Welcome to my first Hub series: TV Commercials.
The goal of this series is to start a conversation about TV Commercials - their effectiveness, their political correctness, their randomness, their creativity, their competitiveness and their economics. Essentially, I plan on bringing up anything interesting about commercials that deserves to be shared.
From the early days of my life, I vividly remember two powerhouse companies who were both marketing titans battle for supremacy of the airwaves. The Cola Wars between Coke and Pepsi have been a constant struggle to capture the attention of the common consumer. Whether the commercials were trying to solidify the product's base or attract new customers, Coke and Pepsi have been running commercials for decades. Sometimes the commercials are funny, sometimes they involve celebrities, while other times they are extremely creative and artsy.

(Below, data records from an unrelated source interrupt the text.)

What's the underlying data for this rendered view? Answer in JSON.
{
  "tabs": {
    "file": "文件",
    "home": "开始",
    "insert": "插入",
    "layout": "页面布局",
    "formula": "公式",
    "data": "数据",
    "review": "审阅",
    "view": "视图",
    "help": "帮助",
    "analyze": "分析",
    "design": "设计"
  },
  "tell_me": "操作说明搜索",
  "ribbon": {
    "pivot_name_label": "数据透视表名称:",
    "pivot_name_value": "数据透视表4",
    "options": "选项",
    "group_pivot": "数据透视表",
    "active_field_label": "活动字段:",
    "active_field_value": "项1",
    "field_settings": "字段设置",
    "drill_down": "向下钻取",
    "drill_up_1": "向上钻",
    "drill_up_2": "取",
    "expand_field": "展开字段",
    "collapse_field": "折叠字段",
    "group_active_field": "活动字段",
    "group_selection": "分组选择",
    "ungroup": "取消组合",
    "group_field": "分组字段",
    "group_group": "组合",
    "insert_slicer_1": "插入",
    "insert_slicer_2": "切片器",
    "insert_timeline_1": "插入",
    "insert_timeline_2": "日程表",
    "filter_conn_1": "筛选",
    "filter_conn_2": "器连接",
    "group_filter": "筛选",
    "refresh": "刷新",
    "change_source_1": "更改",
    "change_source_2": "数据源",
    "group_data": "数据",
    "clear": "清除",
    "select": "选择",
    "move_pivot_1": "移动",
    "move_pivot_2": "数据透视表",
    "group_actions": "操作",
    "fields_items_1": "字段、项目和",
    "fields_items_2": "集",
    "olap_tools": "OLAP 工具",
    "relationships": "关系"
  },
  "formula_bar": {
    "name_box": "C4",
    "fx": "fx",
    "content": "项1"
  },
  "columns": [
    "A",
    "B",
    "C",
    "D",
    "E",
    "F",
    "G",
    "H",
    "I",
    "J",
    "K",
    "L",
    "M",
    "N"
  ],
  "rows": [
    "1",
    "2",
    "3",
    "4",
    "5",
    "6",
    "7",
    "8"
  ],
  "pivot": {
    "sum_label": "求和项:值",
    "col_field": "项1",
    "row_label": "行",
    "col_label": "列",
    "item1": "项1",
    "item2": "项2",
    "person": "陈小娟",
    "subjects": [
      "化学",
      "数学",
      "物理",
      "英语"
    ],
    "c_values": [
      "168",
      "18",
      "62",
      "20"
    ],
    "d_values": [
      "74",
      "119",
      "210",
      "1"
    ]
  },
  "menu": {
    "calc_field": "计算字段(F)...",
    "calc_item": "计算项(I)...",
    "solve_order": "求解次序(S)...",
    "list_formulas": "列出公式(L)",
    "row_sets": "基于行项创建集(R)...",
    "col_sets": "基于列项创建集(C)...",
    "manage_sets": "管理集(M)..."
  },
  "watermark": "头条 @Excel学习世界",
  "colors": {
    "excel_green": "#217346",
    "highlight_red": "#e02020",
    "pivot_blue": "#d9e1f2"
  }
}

If you want to check out the Best Coke Commercial of 2007, check it out here:
Below, there are links to two commercials: one from Coke and one from Pepsi. How could I possibly have a Hub about commercials and not have video links?
What better way to kick off this series than comparing two recent Coke and Pepsi commercials?
The first commercial is from Coke and is on the creative side of the spectrum. The commercial takes us through the inner workings of a vending machine to showcase the wonders behind each Coca Cola.
The second commercial is from Pepsi and features both celebrity and creativity. Britney Spears highlights the transformation of music and pop culture through the decades while displaying the constancy of Pepsi being "for those who think young".
Coca Cola Products
First, I think both commercials are enjoyable to watch. They both feature musical and visual stimulation throughout the commercial. The Coke commercial includes a few things of note that I would like to touch upon. First, the only actual person in the commercial fits the role of the common young man who can fits the role of their main demographic. He looks like he could be anywhere from 17 to 27 years old. Second, the young man only puts a quarter into the vending machine. I look at this in a couple ways. Even though you can't get a Coke for under $1.00 anymore, I see this as Coke trying to highlight that their drinks are still cheap. However, I think the better explanation is that the quarter helps gets the creative flow of the commercial rolling. The third point I want to focus on is the contrast between the fantasy world inside the vending machine and the classic, old school Coke bottle. The bottle is instantly recognized and the focus of each frame in the commercial giving the artsy feel some stability and common link to the Coke brand.
The Pepsi commercial does a great job telling a story and getting their main point across: Pepsi is today's drink of choice and has been for every generation going back to the 1950's. The use of Britney Spears is useful in this commercial as both a popular celebrity and a singer to highlight the classic Pepsi jingles. Complementing Britney, the multiple scene changes highlighting the transformation of pop culture, takes us on a journey from black and white to energetic and colorful. Even though the times change, Pepsi is always there and is always the drink of each generation. The commercial ties together with the modern scene taking place at a Drive - In, which was a staple of the 1950's.
Even though I enjoyed both commercials, I have a slight favorite. Coke...in a photo finish.
Vote for your favorite in the poll below!